If you create video, you may wish to display the content in a webpage. The code you use to create webpages is governed by a set of rules known as HTML, and there is recently a new version of this these rules called HTML 5.
HTML 5 introduces a video tag. A 'tag' is a few lines of HTML code that instructs the browser to display something or do something. The HTML5 video tag allows simple integration of videos in a manner very similar to placing images in a webpage.
The video can also be displayed with very nice controls for play, pause, altering the audio volume, and scrolling through the timeline of the video.
Here is a basic example of a video embed tag using HTML 5 :
The above example embeds the video file, 'video.ogv', into a webpage. The file in this example should be located in the same directory as the HTML file because the 'src' parameter refers to a local file. To reference a video file in another directory on the same webserver you need to provide the path information just as you would for an image file.

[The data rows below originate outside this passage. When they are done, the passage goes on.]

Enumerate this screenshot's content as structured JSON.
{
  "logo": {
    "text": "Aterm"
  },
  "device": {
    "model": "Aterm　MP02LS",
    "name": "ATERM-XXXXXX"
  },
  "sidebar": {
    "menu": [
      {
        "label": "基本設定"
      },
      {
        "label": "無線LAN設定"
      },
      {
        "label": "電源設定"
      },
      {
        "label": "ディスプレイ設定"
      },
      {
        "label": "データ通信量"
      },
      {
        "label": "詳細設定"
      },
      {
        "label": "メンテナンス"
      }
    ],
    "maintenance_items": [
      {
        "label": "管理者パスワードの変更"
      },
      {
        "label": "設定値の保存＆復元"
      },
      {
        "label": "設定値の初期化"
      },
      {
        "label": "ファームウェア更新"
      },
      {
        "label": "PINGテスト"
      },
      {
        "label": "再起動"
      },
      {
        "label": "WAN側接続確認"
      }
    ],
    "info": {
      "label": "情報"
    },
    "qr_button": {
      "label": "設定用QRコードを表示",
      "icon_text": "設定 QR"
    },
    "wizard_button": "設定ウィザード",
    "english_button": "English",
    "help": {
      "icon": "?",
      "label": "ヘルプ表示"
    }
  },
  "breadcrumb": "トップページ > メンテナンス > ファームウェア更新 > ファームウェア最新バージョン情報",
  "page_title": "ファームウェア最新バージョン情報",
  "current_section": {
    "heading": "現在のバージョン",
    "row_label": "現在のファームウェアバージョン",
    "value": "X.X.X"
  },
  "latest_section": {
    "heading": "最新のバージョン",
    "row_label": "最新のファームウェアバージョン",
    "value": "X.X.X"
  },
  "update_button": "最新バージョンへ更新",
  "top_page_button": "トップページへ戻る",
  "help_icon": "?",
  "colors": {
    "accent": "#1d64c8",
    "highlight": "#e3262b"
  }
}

You can also specify a file on another server:
Adding additional parameters provides more control over the video.
<video src="../video.ogv" width="480" height="320" autoplay controls> Your Browser does not support the video tag, upgrade to Firefox 3.5+ </video>
In this example the width and height of the video are provided. If you don't want the image to appear distorted it is important that you set the height and width dimensions correctly. autoplay means that the video will be played as soon as the page loads. controls specifies that the controls to pause or play the video (etc) are displayed.
It is possible to include text or other HTML content inside the video tag as fallback content for browsers that do not support the video tag.
<video src="../video.ogv" id="myvideo"></video>
video = document.getElementById("myvideo"); //play video video.play(); //pause video video.pause(); //seek to second 10 in the video video.currentTime = 10;
A full list of functions and events provided by the video tag can be found in the HTML5 spec at http://www.whatwg.org/specs/web-apps/current-work/#video
In the above, simple example, if the video element is not supported by the browser, it will simply fall back to displaying the text inside the video element.
Instead of falling back to the text, if the browser supports Java, it is possible to use Cortado as a fallback. Cortado is an open-source cross-browser and cross-platform Theora video player written in Java. The great thing is that the user doesn't need to download any extra Java packages as the applet uses the standard native Java in the browser. Cortado's home page can be found here :
A pre-compiled version of the applet is also available at this URL :
You can download the jar file, or you can refer to it directly. The following is an example to embed cortado (not all paramters are required, but listed here to provide you an idea of possible options) :
<applet code="com.fluendo.player.Cortado.class" archive="http://www.theora.org/cortado.jar"
width="352" height="288"> <param name="url" value="http://myserver.com/theora.ogv"/> <param name="framerate" value="29"/> <param name="keepAspect" value="true"/> <param name="video" value="true"/> <param name="audio" value="true"/> <param name="bufferSize" value="100"/> <param name="userId" value="user"/> <param name="password" value="test"/> </applet>
If you select to download the jar file as a fallback, make sure you put it (cortado.jar) and the above html page in the same directory. Then change the following line to include a reference (link) to your own ogg stream (live or pre-recorded) :
<param name="url" value="http://myserver.com/theora.ogv"/>
Now if you open the webpage in a browser it should play the video.
To use Cortado as a fallback, place the Cortado tag within the HTML5 video tag -- as in the following example:
<video src="../video.ogv" width="352" height="288"> <applet code="com.fluendo.player.Cortado.class" archive="http://theora.org/cortado.jar" width="352" height="288">
<param name="url" value="video.ogv"/> </applet> </video>
ITheora is a PHP script allowing you to broadcast ogg/theora/vorbis videos (and audios) files. It's simple to install and use. Itheora includes documentation on their site on how to use their player and skins.
Right now, latest versions of Mozilla Firefox, GNU IceCat and Epiphany browsers support Theora natively. Opera and Google Chrome have beta versions available with Theora support. Safari supports the video tag, but only supports codecs through QuickTime - that means by default it does not support Theora. With XiphQT (http://xiph.org/quicktime) it is possible to add Theora support to QuickTime and thus Safari.